"""
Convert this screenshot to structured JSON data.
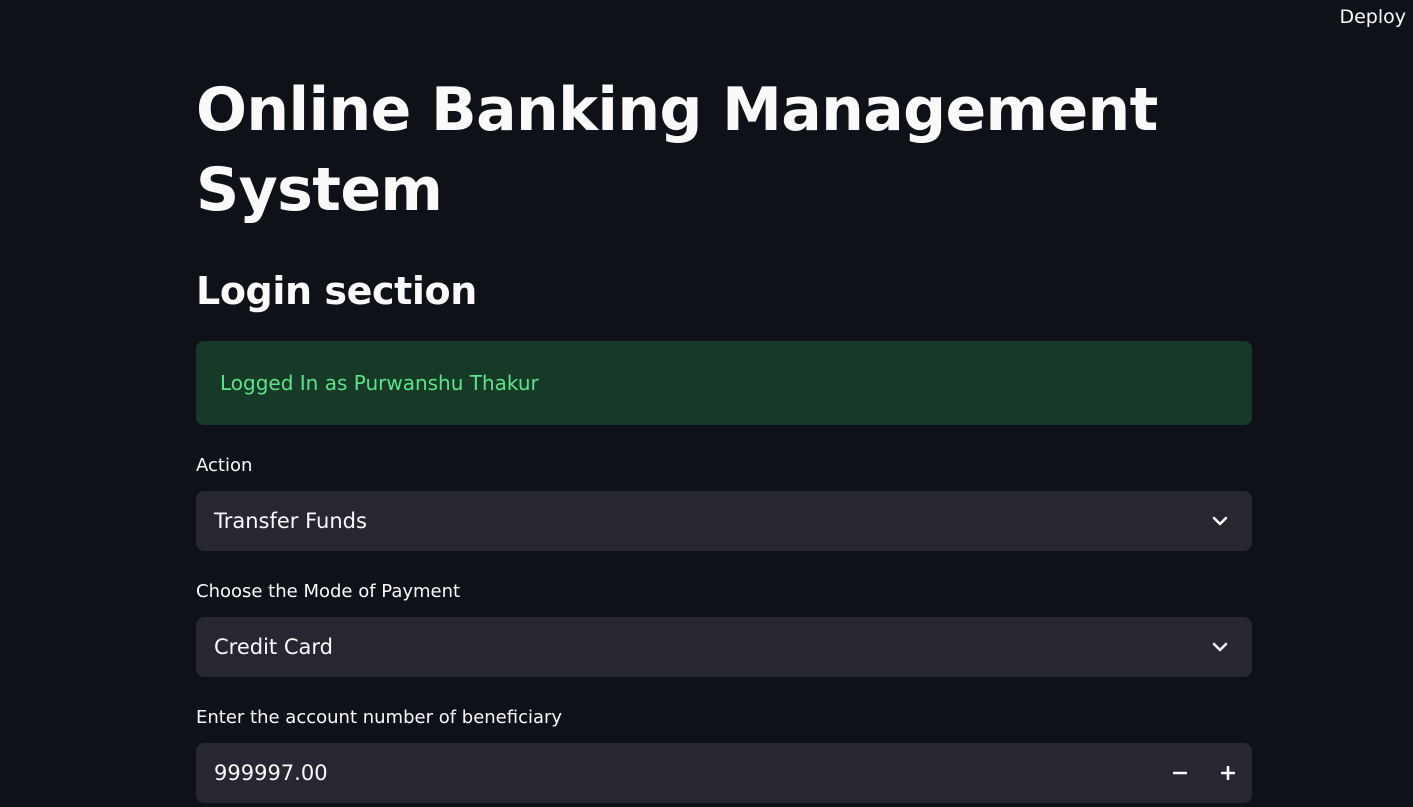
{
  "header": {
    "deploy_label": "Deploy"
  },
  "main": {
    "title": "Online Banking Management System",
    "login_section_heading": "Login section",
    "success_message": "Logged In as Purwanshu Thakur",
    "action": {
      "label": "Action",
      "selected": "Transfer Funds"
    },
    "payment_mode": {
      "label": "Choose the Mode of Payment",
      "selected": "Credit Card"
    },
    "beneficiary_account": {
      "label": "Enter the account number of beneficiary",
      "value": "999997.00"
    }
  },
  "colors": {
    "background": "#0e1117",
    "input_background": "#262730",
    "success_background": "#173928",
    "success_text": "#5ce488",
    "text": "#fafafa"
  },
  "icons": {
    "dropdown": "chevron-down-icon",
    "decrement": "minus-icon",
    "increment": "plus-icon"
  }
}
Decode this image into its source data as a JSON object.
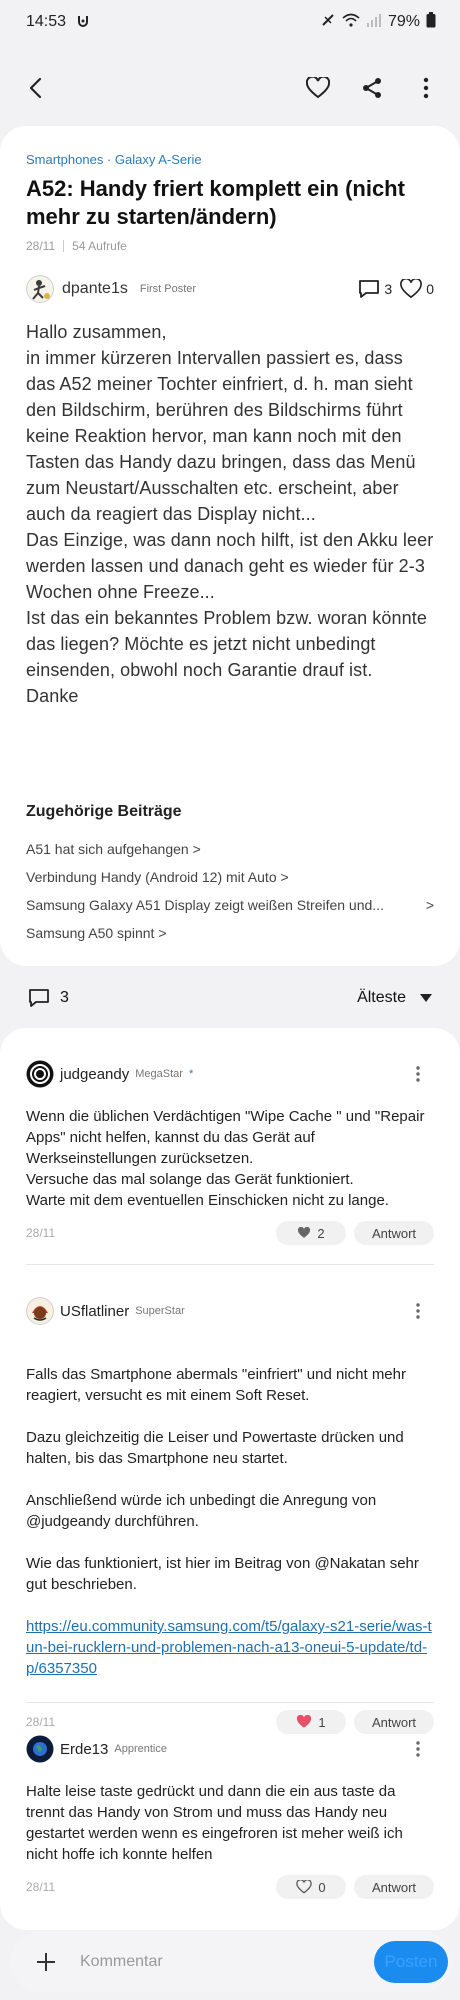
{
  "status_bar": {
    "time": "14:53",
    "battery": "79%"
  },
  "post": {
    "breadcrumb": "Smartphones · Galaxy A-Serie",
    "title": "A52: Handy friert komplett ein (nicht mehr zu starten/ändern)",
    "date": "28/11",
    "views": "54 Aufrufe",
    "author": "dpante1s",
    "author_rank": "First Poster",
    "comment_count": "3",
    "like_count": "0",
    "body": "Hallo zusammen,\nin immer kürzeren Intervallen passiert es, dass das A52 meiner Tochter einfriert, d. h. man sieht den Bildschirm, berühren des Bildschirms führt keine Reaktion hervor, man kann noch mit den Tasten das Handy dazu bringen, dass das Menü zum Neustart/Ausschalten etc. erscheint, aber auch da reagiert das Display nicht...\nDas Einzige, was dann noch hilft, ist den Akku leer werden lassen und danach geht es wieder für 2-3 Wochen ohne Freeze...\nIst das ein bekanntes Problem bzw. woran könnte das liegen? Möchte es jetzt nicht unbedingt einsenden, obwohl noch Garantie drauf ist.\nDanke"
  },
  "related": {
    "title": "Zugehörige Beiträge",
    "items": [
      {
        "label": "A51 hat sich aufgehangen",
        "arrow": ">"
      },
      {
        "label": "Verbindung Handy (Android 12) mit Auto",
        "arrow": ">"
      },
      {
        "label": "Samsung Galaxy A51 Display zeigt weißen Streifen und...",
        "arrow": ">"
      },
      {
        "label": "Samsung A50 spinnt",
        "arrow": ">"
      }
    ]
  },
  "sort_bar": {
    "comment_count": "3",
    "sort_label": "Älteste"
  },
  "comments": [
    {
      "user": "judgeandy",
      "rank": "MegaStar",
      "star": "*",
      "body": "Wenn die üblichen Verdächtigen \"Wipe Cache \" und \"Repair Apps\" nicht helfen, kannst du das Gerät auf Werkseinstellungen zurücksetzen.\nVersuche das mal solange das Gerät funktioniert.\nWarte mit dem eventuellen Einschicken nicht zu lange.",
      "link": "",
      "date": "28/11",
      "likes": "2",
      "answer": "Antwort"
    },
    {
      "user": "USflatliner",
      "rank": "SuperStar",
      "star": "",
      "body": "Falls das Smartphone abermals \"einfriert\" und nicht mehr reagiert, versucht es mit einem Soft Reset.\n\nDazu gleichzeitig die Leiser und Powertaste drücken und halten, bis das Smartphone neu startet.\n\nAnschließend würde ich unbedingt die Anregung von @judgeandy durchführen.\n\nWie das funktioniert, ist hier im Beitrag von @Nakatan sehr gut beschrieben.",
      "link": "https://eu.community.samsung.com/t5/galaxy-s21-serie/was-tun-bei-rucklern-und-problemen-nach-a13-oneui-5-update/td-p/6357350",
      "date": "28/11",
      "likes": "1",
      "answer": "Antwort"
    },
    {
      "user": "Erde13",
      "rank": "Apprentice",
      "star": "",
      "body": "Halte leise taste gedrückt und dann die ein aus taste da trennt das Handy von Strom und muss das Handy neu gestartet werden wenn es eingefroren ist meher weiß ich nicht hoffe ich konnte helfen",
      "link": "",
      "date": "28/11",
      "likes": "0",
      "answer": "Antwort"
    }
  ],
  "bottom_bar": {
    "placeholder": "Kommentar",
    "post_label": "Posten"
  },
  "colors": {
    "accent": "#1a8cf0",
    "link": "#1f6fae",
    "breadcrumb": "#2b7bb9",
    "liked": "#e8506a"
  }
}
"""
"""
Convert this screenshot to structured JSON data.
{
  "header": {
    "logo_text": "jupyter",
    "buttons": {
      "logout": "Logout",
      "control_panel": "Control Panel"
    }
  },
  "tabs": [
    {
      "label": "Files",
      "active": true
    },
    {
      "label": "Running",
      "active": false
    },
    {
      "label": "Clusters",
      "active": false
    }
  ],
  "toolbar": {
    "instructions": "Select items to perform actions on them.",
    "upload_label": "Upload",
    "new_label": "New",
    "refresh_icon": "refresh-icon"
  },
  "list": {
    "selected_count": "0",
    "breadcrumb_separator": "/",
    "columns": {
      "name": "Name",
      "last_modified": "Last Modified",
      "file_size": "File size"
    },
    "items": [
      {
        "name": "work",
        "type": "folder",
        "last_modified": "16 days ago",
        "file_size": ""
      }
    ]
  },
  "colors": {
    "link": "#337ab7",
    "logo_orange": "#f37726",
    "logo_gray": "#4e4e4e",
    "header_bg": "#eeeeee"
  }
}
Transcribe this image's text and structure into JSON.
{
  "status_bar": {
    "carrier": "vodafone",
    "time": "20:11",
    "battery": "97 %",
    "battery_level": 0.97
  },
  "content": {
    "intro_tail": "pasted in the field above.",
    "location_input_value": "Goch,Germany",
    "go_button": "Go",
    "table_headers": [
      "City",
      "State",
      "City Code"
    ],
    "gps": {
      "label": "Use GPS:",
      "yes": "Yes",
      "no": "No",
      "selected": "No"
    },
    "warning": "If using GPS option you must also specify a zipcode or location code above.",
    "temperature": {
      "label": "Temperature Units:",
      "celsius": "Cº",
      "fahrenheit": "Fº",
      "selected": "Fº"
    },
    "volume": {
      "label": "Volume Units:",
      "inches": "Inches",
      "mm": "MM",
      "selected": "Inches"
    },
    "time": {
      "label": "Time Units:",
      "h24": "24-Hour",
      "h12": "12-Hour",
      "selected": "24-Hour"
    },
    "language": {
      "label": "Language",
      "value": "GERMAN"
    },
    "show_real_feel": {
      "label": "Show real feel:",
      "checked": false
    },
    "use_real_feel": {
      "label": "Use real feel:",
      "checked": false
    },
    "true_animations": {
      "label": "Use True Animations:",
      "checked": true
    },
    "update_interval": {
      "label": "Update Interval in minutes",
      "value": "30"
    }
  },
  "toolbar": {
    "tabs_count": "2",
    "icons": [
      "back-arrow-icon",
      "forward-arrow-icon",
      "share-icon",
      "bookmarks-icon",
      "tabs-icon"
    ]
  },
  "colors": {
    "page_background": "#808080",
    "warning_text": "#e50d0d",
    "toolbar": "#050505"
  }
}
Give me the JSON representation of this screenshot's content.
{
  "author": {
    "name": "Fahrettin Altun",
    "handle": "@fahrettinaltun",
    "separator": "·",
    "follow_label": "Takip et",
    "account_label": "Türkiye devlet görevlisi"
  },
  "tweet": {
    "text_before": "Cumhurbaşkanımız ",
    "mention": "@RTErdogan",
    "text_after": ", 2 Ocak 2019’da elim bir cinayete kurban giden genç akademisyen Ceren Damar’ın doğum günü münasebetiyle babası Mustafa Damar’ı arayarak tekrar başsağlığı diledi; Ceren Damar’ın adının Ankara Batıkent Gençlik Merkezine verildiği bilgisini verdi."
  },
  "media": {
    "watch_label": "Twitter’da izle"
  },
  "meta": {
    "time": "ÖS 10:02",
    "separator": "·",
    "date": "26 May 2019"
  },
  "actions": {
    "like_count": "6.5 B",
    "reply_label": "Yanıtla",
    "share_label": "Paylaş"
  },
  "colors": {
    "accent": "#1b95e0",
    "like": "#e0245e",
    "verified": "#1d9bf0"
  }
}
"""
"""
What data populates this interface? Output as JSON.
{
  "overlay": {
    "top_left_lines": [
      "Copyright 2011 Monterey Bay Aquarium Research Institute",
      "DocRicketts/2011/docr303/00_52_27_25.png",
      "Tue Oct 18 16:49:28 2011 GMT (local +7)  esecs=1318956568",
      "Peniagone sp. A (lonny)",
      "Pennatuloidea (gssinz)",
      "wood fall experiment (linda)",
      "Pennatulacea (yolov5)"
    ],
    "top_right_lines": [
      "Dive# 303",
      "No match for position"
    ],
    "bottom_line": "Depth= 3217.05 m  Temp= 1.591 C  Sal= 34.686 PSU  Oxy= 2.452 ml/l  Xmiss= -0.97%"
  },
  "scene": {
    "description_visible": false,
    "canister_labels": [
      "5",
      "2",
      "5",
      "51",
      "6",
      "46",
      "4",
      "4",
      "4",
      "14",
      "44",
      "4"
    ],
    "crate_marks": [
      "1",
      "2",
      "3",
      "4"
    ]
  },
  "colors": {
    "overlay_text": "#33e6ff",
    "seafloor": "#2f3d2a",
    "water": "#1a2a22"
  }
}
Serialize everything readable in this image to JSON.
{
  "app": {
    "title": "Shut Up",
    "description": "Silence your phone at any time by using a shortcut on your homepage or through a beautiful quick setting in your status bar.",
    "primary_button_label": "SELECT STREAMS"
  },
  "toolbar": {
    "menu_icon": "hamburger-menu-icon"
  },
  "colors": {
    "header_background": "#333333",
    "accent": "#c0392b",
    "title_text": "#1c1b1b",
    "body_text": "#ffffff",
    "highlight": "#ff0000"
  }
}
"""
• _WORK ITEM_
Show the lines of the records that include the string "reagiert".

• _ANSWER BOX_
    "body": "Hallo zusammen,\nin immer kürzeren Intervallen passiert es, dass das A52 meiner Tochter einfriert, d. h. man sieht den Bildschirm, berühren des Bildschirms führt keine Reaktion hervor, man kann noch mit den Tasten das Handy dazu bringen, dass das Menü zum Neustart/Ausschalten etc. erscheint, aber auch da reagiert das Display nicht...\nDas Einzige, was dann noch hilft, ist den Akku leer werden lassen und danach geht es wieder für 2-3 Wochen ohne Freeze...\nIst das ein bekanntes Problem bzw. woran könnte das liegen? Möchte es jetzt nicht unbedingt einsenden, obwohl noch Garantie drauf ist.\nDanke"
      "body": "Falls das Smartphone abermals \"einfriert\" und nicht mehr reagiert, versucht es mit einem Soft Reset.\n\nDazu gleichzeitig die Leiser und Powertaste drücken und halten, bis das Smartphone neu startet.\n\nAnschließend würde ich unbedingt die Anregung von @judgeandy durchführen.\n\nWie das funktioniert, ist hier im Beitrag von @Nakatan sehr gut beschrieben.",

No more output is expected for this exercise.